| Given data |
[Start of section]
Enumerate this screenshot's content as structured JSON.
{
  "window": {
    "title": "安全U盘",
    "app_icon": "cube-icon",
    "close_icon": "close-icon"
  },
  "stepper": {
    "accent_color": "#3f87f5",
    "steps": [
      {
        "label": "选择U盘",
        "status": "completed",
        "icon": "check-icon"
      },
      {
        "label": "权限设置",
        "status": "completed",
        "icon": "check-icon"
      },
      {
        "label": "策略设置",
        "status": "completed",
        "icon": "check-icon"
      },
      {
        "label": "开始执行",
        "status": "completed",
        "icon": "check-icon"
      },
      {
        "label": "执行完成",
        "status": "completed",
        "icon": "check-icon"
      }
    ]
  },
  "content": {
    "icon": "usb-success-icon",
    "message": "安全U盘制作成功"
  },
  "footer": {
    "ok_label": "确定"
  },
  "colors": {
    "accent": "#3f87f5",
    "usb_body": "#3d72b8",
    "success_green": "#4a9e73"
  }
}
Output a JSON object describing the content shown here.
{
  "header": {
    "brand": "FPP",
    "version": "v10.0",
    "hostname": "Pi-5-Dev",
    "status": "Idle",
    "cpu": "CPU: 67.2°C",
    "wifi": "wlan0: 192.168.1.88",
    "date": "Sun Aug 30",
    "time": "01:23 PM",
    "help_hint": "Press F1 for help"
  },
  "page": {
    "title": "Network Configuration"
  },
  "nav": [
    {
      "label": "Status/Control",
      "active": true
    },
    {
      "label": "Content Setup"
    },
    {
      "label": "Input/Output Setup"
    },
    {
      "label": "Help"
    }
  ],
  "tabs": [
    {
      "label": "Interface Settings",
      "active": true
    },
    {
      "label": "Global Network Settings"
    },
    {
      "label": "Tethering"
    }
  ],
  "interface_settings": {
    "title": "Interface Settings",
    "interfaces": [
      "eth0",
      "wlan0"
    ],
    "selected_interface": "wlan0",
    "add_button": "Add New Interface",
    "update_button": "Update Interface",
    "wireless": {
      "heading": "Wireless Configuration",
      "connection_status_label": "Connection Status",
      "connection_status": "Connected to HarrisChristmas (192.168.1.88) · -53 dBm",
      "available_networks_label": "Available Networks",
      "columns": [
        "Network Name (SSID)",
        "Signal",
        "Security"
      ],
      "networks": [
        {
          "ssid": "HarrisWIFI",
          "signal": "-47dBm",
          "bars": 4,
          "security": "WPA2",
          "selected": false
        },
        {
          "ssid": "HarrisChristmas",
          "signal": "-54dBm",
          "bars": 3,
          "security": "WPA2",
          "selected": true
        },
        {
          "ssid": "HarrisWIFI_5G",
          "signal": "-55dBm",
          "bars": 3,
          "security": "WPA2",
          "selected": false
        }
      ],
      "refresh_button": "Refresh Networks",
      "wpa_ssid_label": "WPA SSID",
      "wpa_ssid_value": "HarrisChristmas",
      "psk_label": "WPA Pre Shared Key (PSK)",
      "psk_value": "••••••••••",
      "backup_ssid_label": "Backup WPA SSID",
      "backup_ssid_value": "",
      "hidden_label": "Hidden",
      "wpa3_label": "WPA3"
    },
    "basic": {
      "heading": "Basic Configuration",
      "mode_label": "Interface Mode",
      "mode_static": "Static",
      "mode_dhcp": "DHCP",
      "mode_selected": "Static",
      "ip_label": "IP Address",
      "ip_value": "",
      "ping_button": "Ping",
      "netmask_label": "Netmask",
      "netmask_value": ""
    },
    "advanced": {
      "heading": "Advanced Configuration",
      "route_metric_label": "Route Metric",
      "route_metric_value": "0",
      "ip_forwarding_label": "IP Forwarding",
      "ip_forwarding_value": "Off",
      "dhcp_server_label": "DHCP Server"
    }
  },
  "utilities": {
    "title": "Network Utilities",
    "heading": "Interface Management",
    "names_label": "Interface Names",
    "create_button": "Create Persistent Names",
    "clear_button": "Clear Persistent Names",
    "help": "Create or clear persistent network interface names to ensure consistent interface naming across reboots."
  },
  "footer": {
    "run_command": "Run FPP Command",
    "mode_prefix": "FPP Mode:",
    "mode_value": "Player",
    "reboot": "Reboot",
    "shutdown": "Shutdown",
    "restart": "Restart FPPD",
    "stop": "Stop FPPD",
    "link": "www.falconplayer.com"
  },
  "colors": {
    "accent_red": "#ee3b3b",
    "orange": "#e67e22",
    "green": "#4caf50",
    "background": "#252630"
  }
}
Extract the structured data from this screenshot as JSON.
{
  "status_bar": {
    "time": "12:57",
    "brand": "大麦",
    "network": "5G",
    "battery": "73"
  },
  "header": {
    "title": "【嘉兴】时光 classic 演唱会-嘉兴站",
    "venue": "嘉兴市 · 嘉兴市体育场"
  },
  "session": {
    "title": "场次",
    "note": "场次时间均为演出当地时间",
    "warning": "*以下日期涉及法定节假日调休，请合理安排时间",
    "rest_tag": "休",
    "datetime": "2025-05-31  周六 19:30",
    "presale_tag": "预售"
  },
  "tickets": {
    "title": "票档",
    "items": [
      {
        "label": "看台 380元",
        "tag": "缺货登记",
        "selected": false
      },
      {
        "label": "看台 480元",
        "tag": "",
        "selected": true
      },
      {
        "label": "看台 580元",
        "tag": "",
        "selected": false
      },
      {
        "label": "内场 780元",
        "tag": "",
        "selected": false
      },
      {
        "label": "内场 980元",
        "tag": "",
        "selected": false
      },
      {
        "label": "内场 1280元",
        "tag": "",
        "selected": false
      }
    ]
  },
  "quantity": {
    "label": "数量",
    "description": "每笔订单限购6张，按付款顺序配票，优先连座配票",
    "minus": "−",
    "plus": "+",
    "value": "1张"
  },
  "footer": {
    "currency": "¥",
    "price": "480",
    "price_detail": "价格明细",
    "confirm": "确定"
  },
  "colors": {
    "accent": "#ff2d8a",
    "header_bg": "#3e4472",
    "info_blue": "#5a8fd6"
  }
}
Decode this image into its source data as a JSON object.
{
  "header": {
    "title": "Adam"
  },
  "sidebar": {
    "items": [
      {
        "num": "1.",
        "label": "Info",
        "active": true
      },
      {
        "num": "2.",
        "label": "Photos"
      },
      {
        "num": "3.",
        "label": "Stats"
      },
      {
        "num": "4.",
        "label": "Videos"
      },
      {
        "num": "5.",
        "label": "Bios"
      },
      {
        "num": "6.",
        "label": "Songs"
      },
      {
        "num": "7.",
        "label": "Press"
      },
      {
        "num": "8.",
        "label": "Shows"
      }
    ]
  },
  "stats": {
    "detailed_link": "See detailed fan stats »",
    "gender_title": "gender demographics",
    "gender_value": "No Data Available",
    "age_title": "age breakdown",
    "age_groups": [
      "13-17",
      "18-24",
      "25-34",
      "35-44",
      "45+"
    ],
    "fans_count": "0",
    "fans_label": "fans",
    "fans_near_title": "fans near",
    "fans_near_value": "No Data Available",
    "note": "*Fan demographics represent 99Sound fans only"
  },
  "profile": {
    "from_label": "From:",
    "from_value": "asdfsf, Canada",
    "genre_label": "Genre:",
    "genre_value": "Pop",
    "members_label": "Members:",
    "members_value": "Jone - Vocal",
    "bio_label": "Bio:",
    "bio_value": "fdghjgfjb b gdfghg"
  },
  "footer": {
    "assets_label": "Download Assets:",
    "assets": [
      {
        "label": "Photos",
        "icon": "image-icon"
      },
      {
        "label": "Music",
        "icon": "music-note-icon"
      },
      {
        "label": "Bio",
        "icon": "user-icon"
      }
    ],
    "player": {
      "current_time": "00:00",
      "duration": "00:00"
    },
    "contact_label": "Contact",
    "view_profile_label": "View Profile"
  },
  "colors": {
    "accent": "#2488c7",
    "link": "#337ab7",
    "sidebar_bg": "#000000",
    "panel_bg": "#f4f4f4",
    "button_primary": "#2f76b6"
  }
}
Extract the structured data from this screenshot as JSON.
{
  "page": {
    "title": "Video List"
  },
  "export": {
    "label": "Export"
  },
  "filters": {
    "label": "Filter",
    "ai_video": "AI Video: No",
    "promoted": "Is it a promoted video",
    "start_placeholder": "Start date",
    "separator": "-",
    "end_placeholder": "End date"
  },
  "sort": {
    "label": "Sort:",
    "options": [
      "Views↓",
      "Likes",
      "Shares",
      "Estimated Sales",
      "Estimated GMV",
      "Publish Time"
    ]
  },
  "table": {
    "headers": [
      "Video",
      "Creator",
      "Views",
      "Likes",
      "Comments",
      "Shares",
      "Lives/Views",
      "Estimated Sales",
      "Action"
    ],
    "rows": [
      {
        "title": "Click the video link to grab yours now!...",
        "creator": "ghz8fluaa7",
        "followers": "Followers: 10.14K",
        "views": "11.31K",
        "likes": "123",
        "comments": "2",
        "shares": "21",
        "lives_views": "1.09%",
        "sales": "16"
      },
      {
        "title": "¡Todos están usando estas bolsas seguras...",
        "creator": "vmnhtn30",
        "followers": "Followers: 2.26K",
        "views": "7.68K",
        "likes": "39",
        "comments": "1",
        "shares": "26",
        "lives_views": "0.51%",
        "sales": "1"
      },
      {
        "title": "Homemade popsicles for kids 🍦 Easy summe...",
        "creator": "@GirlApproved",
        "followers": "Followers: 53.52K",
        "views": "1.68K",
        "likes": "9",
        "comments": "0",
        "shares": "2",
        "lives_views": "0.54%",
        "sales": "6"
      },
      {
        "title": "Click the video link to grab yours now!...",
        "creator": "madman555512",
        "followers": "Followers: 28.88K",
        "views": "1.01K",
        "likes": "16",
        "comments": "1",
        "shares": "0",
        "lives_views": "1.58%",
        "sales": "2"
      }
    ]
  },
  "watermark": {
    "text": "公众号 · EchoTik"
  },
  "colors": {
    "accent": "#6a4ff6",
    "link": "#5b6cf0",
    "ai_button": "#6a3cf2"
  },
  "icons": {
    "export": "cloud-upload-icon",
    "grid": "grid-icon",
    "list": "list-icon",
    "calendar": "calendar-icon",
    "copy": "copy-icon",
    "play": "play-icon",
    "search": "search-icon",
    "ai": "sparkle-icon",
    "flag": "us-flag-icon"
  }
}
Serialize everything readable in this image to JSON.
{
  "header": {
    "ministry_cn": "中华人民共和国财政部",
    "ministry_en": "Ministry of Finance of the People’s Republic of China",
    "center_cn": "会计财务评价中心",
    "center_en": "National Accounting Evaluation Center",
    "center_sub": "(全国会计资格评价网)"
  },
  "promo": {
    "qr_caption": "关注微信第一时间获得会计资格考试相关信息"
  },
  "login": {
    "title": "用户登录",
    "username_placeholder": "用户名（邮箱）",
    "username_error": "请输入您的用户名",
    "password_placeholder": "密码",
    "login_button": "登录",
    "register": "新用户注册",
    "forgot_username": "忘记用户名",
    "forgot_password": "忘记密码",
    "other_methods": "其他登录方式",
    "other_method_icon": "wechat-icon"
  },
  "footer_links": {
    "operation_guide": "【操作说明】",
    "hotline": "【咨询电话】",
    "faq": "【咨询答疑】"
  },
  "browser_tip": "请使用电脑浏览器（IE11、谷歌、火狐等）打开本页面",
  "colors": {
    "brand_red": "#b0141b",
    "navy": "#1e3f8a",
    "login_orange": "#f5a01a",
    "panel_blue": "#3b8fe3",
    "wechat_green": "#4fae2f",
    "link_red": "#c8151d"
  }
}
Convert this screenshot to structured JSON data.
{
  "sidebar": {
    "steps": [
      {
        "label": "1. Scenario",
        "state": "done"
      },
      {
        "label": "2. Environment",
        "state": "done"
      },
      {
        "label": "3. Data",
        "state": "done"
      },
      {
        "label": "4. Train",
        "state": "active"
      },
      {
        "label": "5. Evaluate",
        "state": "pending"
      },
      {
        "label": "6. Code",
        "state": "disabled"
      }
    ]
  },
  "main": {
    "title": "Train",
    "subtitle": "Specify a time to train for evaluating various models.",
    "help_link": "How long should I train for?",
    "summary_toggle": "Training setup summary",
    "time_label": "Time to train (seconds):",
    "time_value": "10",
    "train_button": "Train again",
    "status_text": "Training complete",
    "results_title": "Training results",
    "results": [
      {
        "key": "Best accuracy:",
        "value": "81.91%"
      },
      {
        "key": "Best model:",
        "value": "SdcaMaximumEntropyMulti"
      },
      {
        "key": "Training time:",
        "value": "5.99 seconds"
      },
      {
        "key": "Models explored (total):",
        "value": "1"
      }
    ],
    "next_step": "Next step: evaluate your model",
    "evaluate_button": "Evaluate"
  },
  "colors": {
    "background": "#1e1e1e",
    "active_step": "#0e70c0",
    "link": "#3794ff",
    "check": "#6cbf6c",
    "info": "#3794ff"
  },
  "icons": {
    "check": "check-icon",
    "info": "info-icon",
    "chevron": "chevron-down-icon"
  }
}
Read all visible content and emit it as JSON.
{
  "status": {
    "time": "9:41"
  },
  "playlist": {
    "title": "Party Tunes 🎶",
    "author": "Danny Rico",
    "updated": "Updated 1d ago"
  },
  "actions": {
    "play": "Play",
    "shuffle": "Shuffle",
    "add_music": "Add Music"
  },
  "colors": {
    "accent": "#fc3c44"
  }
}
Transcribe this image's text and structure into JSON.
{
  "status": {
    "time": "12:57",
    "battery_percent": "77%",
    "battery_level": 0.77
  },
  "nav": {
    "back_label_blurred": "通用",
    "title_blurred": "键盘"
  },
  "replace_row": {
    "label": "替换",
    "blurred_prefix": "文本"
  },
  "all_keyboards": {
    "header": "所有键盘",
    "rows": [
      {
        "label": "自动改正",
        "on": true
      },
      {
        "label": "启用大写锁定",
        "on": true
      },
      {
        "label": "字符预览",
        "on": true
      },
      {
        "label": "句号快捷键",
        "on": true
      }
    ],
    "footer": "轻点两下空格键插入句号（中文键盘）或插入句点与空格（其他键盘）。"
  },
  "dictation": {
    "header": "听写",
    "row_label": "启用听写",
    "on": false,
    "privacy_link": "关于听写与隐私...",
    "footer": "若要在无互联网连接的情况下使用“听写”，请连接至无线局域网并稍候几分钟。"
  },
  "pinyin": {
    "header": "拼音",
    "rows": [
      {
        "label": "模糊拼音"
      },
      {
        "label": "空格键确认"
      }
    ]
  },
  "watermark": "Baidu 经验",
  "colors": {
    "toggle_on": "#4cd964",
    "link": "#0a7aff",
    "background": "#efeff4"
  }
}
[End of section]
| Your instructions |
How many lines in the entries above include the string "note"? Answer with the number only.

| Task output |
3